Last night in Atlanta, another fan fell to his death when horseplaying on an escalator. This is the second accident this season that happened in a Major League Baseball stadium. Tuesday, April 15th, a Brooklyn man fell to his death after watching his beloved Mets win 6-0.
Witnesses said they saw the man attempting to slide down the side of an escalator in an attempt to have a little "fun." The man was attending the game with his relatives and two daughters. This was the first time someone died at Shea Stadium since 1985, when a 21-year-old male fell to his death in a similar situation.
Now let's fast forward to last night.
The Atlanta Braves were hosting the Mets in a four-game series. After the third win in a row, the unspeakable happened again—a 25-year-old man died after an incident involving falling off an escalator.
An Atlanta Police spokesman addressed the situation and said the male may have been sliding down the rail and alcohol may have been involved. They will do an autopsy to confirm the alcohol accusation.
Two deaths in two months?
Something has to be put in place around Major League Baseball Stadiums—stat. I live in the NYC borough of Queens and attend MLB games quite frequently. You don't want to know the number of times I have seen intoxicated fans sliding down rails after wins in celebration or after losses when they have consoled themselves with Brooklyn Lager.
Most recently, I attended the Mets-Nationals game Tuesday, May 13. The Mets played a good game and won 6-3.
I was sitting with a friend who has season tickets and we stayed until the end. We were walking out with the crowds and, as I was descending down the final two escalators, I saw three fans in their mid-twenties, who smelled of beer, attempting to slide down the railing of the escalator.
Remember, this is the same stadium where the fan fell to his death a couple weeks earlier and was all over the news and the papers. I attempted to let the morons know what I thought, but they laughed it off and even shot back at me.
What do pro stadiums need to do to prevent these kind of situations from happening again? When you mix alcohol, friends, and sports rivalries, stuff like this is bound to happen.

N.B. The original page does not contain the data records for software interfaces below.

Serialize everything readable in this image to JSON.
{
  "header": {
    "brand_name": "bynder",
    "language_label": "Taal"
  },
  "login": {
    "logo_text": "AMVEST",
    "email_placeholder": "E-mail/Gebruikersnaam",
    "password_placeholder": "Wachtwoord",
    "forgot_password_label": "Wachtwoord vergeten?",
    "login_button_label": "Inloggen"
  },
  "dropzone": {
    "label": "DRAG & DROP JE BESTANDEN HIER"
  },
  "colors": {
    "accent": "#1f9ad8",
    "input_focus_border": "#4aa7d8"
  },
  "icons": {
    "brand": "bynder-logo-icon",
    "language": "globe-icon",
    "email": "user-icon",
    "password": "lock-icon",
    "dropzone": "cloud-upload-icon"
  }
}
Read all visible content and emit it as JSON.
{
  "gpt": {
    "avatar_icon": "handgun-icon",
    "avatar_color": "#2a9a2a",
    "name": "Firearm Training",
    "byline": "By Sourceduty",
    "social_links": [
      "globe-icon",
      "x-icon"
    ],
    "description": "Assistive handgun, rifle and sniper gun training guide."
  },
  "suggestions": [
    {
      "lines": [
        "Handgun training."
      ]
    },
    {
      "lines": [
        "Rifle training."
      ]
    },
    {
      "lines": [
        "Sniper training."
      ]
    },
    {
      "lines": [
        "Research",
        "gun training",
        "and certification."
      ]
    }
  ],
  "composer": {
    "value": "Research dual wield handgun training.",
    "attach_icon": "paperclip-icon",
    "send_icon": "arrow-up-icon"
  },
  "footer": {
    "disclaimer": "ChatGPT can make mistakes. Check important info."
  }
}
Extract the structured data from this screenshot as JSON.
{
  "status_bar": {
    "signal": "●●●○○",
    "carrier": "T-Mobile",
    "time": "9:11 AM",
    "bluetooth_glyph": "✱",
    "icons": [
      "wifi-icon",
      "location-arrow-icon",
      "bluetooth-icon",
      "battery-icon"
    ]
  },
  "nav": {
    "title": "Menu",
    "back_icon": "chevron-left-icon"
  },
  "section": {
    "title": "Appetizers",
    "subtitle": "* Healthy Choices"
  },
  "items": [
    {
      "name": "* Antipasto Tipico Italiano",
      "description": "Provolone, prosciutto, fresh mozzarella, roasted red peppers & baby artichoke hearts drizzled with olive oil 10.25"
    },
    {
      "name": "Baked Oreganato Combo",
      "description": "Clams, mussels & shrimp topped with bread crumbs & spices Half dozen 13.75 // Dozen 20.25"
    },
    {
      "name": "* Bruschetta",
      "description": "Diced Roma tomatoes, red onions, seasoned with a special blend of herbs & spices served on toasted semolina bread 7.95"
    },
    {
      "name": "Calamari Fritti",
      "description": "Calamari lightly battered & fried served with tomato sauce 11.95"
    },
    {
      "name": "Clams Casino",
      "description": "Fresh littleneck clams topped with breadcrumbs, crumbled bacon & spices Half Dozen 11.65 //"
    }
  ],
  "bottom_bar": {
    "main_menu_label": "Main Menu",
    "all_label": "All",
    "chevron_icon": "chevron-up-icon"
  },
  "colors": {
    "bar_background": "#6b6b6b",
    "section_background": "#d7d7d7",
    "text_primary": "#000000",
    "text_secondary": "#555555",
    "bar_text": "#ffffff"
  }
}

Again, my sympathy goes out to the families of these two men and to the adults and kids who observed the falls.
Here's to safety at pro sports events...